INSTRUCTIONS FOR THE TASK:
Find each line below where the word "heading" occurs, and copy it.

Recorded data
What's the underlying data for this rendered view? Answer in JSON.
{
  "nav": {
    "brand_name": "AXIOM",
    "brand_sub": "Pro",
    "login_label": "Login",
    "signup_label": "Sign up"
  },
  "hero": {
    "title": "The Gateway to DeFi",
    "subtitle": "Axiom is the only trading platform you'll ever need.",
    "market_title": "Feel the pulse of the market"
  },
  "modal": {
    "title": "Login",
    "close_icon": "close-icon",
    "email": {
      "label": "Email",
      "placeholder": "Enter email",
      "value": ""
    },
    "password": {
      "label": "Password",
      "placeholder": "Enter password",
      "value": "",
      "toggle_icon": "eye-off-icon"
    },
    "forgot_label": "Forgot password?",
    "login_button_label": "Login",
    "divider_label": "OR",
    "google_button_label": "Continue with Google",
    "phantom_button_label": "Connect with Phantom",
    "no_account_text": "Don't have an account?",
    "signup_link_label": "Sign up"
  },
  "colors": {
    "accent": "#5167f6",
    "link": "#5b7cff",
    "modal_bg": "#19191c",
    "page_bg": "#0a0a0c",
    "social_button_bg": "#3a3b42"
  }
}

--

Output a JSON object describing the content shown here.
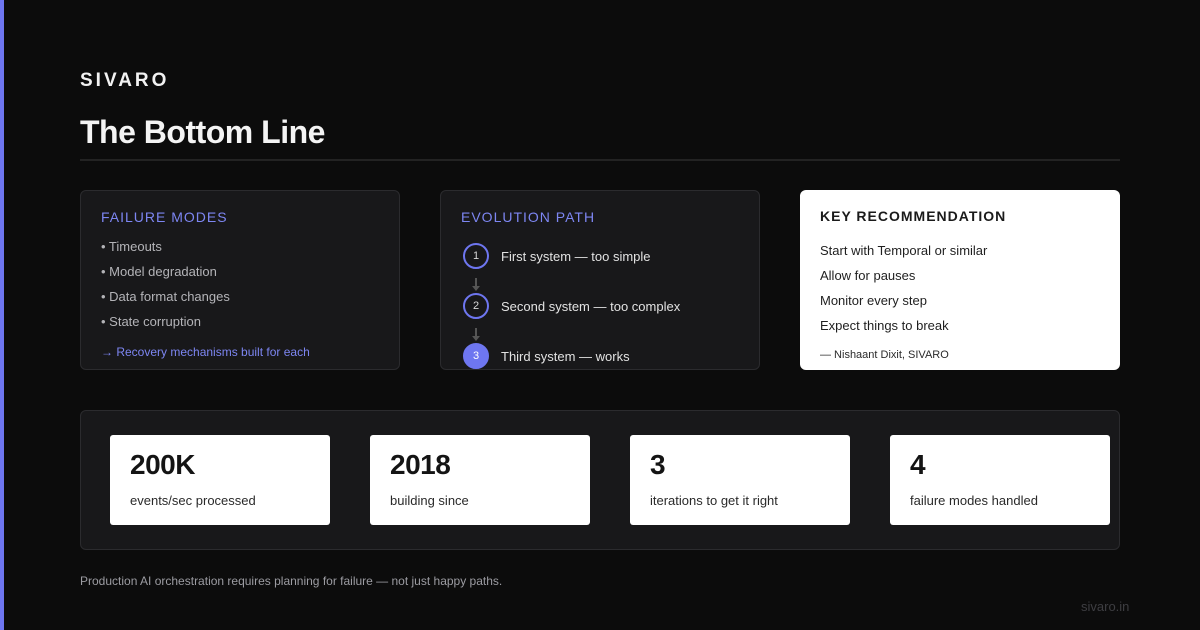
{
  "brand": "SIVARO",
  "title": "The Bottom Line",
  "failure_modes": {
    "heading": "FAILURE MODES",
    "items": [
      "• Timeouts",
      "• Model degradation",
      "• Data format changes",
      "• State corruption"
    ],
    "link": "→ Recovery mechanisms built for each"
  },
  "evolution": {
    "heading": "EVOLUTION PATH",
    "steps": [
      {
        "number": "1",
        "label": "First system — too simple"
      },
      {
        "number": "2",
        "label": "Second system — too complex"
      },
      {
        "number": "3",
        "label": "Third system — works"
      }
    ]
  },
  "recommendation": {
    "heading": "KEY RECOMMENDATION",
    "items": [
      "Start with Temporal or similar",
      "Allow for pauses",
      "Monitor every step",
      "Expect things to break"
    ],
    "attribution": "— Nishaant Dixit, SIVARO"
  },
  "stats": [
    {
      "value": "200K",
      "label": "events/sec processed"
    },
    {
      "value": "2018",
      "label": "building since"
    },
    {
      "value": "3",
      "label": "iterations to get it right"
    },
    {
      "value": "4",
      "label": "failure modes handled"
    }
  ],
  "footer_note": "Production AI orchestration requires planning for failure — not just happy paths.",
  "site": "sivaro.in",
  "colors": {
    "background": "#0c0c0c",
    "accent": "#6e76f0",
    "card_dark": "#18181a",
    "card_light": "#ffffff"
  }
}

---

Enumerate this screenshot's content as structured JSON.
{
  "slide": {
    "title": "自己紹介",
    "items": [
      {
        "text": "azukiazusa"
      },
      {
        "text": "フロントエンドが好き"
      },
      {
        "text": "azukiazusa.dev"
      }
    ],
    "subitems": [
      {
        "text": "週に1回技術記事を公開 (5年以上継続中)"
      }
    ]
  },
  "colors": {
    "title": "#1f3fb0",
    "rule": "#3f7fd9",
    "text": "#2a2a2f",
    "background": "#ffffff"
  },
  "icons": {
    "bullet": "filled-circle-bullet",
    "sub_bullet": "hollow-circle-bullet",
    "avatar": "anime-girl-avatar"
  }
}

FINAL ANSWER:
    "heading": "FAILURE MODES",
    "heading": "EVOLUTION PATH",
    "heading": "KEY RECOMMENDATION",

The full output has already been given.